= PROBLEM TO WORK ON =
Return each entry word for word. Leave the images out.

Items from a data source
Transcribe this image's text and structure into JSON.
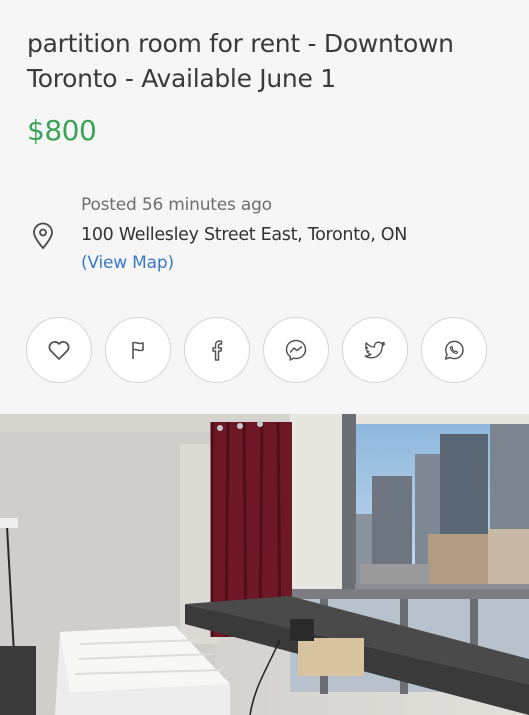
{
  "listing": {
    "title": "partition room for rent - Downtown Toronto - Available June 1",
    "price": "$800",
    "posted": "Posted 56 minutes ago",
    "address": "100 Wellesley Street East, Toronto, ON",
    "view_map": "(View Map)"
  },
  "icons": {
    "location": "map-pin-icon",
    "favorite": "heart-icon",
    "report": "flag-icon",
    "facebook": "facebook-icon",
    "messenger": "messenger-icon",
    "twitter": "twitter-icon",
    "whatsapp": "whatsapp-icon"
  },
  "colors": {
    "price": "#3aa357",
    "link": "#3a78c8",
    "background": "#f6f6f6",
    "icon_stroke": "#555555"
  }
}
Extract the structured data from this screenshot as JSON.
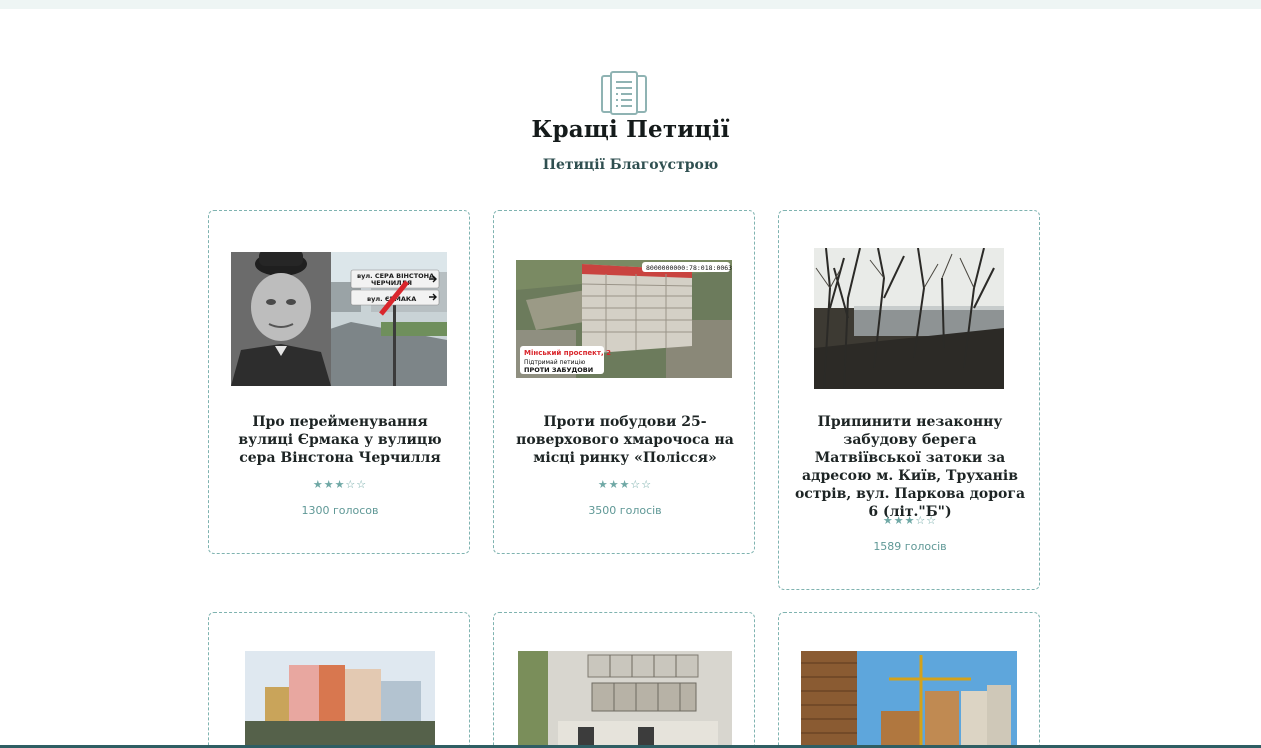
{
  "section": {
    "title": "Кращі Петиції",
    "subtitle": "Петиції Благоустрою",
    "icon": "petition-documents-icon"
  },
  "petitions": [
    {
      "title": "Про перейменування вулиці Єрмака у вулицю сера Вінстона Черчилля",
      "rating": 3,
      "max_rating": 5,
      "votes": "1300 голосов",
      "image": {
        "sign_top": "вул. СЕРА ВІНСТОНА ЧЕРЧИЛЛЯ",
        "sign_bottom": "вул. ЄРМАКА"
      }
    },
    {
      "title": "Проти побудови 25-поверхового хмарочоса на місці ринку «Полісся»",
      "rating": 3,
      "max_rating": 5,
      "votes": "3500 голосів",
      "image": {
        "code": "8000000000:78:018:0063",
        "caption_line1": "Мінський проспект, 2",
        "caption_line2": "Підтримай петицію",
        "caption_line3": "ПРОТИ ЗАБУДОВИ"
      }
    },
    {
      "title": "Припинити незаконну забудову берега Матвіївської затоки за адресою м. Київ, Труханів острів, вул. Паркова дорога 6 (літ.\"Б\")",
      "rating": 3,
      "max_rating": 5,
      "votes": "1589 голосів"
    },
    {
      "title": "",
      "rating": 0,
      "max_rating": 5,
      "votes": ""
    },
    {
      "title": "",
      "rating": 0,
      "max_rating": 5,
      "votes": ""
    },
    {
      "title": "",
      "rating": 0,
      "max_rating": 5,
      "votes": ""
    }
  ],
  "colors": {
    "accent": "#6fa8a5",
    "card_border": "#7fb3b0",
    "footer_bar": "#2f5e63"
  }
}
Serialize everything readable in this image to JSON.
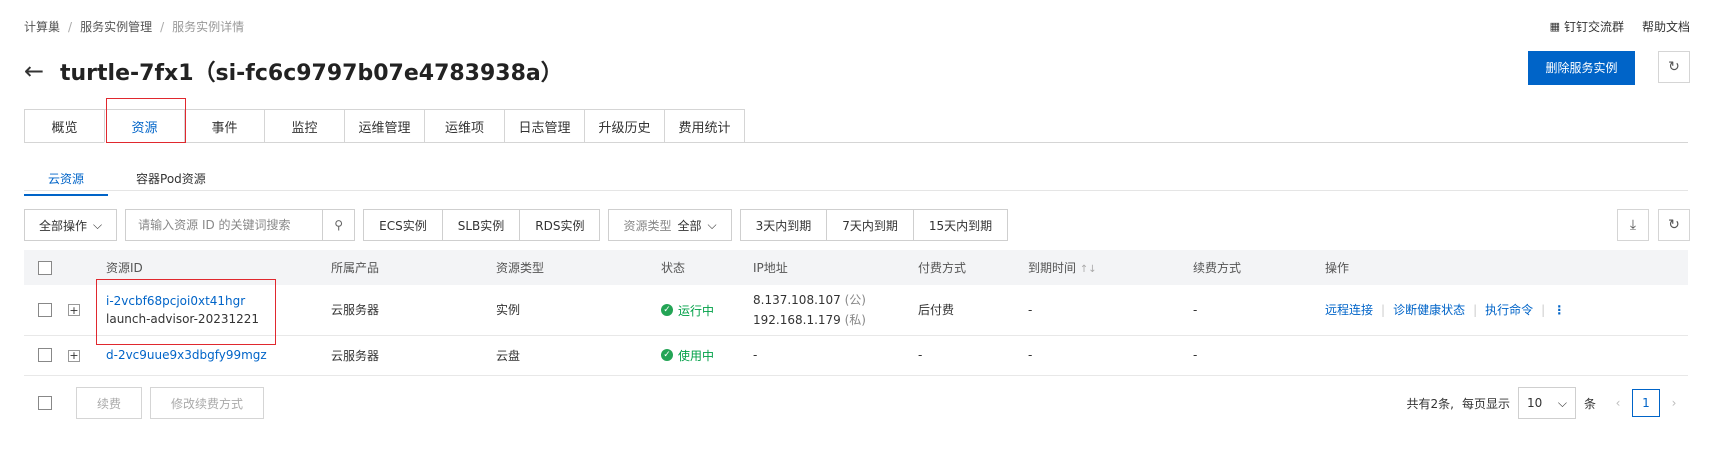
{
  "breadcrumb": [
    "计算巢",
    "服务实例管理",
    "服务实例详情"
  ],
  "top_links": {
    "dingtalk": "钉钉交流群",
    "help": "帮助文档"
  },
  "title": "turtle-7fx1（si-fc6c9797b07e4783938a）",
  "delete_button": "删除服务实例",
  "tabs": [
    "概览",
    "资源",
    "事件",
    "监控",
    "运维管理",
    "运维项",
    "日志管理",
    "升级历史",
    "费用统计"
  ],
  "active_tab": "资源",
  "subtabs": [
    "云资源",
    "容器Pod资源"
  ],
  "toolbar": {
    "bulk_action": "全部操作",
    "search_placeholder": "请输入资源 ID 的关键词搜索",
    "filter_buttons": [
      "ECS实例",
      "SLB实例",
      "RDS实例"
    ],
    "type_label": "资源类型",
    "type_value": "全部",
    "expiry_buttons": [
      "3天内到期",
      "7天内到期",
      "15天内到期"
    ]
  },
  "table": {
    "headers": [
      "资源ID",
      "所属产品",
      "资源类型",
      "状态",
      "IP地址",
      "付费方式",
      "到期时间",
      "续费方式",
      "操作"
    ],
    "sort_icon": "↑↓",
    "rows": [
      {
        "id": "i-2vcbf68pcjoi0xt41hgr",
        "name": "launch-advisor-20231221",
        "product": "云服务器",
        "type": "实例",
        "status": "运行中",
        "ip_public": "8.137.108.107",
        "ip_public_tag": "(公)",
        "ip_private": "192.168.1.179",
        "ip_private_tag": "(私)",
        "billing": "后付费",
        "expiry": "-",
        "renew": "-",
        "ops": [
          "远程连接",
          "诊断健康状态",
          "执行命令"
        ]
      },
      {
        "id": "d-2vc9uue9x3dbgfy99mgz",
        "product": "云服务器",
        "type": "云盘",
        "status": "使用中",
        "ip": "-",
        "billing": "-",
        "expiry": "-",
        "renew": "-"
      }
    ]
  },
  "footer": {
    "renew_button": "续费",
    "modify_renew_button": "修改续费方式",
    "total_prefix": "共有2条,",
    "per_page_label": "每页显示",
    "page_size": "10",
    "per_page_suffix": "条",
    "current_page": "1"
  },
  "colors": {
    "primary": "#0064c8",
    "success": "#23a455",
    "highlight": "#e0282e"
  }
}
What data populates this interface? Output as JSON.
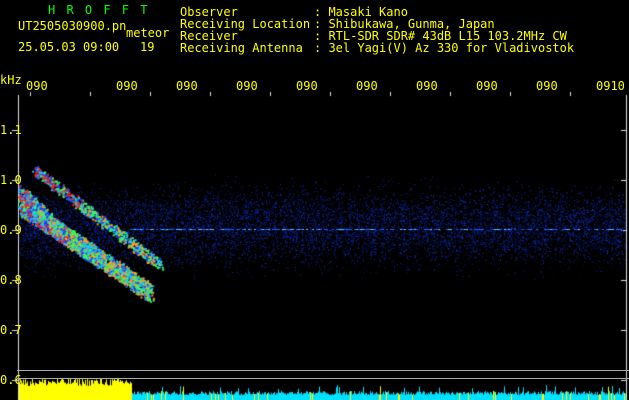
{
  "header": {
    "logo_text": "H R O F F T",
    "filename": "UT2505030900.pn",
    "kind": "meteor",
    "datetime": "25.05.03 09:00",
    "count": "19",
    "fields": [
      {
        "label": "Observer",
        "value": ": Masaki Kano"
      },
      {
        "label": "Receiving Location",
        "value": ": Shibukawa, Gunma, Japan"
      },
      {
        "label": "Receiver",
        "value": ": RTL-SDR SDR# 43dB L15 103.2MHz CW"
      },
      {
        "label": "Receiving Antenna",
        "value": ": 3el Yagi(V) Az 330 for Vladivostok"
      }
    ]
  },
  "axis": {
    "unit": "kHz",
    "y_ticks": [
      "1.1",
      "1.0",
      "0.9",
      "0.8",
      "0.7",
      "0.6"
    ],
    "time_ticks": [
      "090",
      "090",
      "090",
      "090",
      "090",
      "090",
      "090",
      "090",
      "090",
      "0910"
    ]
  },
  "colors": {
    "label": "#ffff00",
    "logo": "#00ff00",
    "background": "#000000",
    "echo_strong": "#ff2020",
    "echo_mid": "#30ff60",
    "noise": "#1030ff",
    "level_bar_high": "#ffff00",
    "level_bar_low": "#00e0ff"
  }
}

= OUTPUT BELOW =
Transcribe this image's text and structure into JSON.
{
  "listing": {
    "title": "partition room for rent - Downtown Toronto - Available June 1",
    "price": "$800",
    "posted": "Posted 56 minutes ago",
    "address": "100 Wellesley Street East, Toronto, ON",
    "view_map": "(View Map)"
  },
  "icons": {
    "location": "map-pin-icon",
    "favorite": "heart-icon",
    "report": "flag-icon",
    "facebook": "facebook-icon",
    "messenger": "messenger-icon",
    "twitter": "twitter-icon",
    "whatsapp": "whatsapp-icon"
  },
  "colors": {
    "price": "#3aa357",
    "link": "#3a78c8",
    "background": "#f6f6f6",
    "icon_stroke": "#555555"
  }
}
Extract the structured data from this screenshot as JSON.
{
  "section": {
    "title": "Кращі Петиції",
    "subtitle": "Петиції Благоустрою",
    "icon": "petition-documents-icon"
  },
  "petitions": [
    {
      "title": "Про перейменування вулиці Єрмака у вулицю сера Вінстона Черчилля",
      "rating": 3,
      "max_rating": 5,
      "votes": "1300 голосов",
      "image": {
        "sign_top": "вул. СЕРА ВІНСТОНА ЧЕРЧИЛЛЯ",
        "sign_bottom": "вул. ЄРМАКА"
      }
    },
    {
      "title": "Проти побудови 25-поверхового хмарочоса на місці ринку «Полісся»",
      "rating": 3,
      "max_rating": 5,
      "votes": "3500 голосів",
      "image": {
        "code": "8000000000:78:018:0063",
        "caption_line1": "Мінський проспект, 2",
        "caption_line2": "Підтримай петицію",
        "caption_line3": "ПРОТИ ЗАБУДОВИ"
      }
    },
    {
      "title": "Припинити незаконну забудову берега Матвіївської затоки за адресою м. Київ, Труханів острів, вул. Паркова дорога 6 (літ.\"Б\")",
      "rating": 3,
      "max_rating": 5,
      "votes": "1589 голосів"
    },
    {
      "title": "",
      "rating": 0,
      "max_rating": 5,
      "votes": ""
    },
    {
      "title": "",
      "rating": 0,
      "max_rating": 5,
      "votes": ""
    },
    {
      "title": "",
      "rating": 0,
      "max_rating": 5,
      "votes": ""
    }
  ],
  "colors": {
    "accent": "#6fa8a5",
    "card_border": "#7fb3b0",
    "footer_bar": "#2f5e63"
  }
}
Serialize everything readable in this image to JSON.
{
  "breadcrumb": [
    "计算巢",
    "服务实例管理",
    "服务实例详情"
  ],
  "top_links": {
    "dingtalk": "钉钉交流群",
    "help": "帮助文档"
  },
  "title": "turtle-7fx1（si-fc6c9797b07e4783938a）",
  "delete_button": "删除服务实例",
  "tabs": [
    "概览",
    "资源",
    "事件",
    "监控",
    "运维管理",
    "运维项",
    "日志管理",
    "升级历史",
    "费用统计"
  ],
  "active_tab": "资源",
  "subtabs": [
    "云资源",
    "容器Pod资源"
  ],
  "toolbar": {
    "bulk_action": "全部操作",
    "search_placeholder": "请输入资源 ID 的关键词搜索",
    "filter_buttons": [
      "ECS实例",
      "SLB实例",
      "RDS实例"
    ],
    "type_label": "资源类型",
    "type_value": "全部",
    "expiry_buttons": [
      "3天内到期",
      "7天内到期",
      "15天内到期"
    ]
  },
  "table": {
    "headers": [
      "资源ID",
      "所属产品",
      "资源类型",
      "状态",
      "IP地址",
      "付费方式",
      "到期时间",
      "续费方式",
      "操作"
    ],
    "sort_icon": "↑↓",
    "rows": [
      {
        "id": "i-2vcbf68pcjoi0xt41hgr",
        "name": "launch-advisor-20231221",
        "product": "云服务器",
        "type": "实例",
        "status": "运行中",
        "ip_public": "8.137.108.107",
        "ip_public_tag": "(公)",
        "ip_private": "192.168.1.179",
        "ip_private_tag": "(私)",
        "billing": "后付费",
        "expiry": "-",
        "renew": "-",
        "ops": [
          "远程连接",
          "诊断健康状态",
          "执行命令"
        ]
      },
      {
        "id": "d-2vc9uue9x3dbgfy99mgz",
        "product": "云服务器",
        "type": "云盘",
        "status": "使用中",
        "ip": "-",
        "billing": "-",
        "expiry": "-",
        "renew": "-"
      }
    ]
  },
  "footer": {
    "renew_button": "续费",
    "modify_renew_button": "修改续费方式",
    "total_prefix": "共有2条,",
    "per_page_label": "每页显示",
    "page_size": "10",
    "per_page_suffix": "条",
    "current_page": "1"
  },
  "colors": {
    "primary": "#0064c8",
    "success": "#23a455",
    "highlight": "#e0282e"
  }
}
What data populates this interface? Output as JSON.
{
  "header": {
    "logo_text": "H R O F F T",
    "filename": "UT2505030900.pn",
    "kind": "meteor",
    "datetime": "25.05.03 09:00",
    "count": "19",
    "fields": [
      {
        "label": "Observer",
        "value": ": Masaki Kano"
      },
      {
        "label": "Receiving Location",
        "value": ": Shibukawa, Gunma, Japan"
      },
      {
        "label": "Receiver",
        "value": ": RTL-SDR SDR# 43dB L15 103.2MHz CW"
      },
      {
        "label": "Receiving Antenna",
        "value": ": 3el Yagi(V) Az 330 for Vladivostok"
      }
    ]
  },
  "axis": {
    "unit": "kHz",
    "y_ticks": [
      "1.1",
      "1.0",
      "0.9",
      "0.8",
      "0.7",
      "0.6"
    ],
    "time_ticks": [
      "090",
      "090",
      "090",
      "090",
      "090",
      "090",
      "090",
      "090",
      "090",
      "0910"
    ]
  },
  "colors": {
    "label": "#ffff00",
    "logo": "#00ff00",
    "background": "#000000",
    "echo_strong": "#ff2020",
    "echo_mid": "#30ff60",
    "noise": "#1030ff",
    "level_bar_high": "#ffff00",
    "level_bar_low": "#00e0ff"
  }
}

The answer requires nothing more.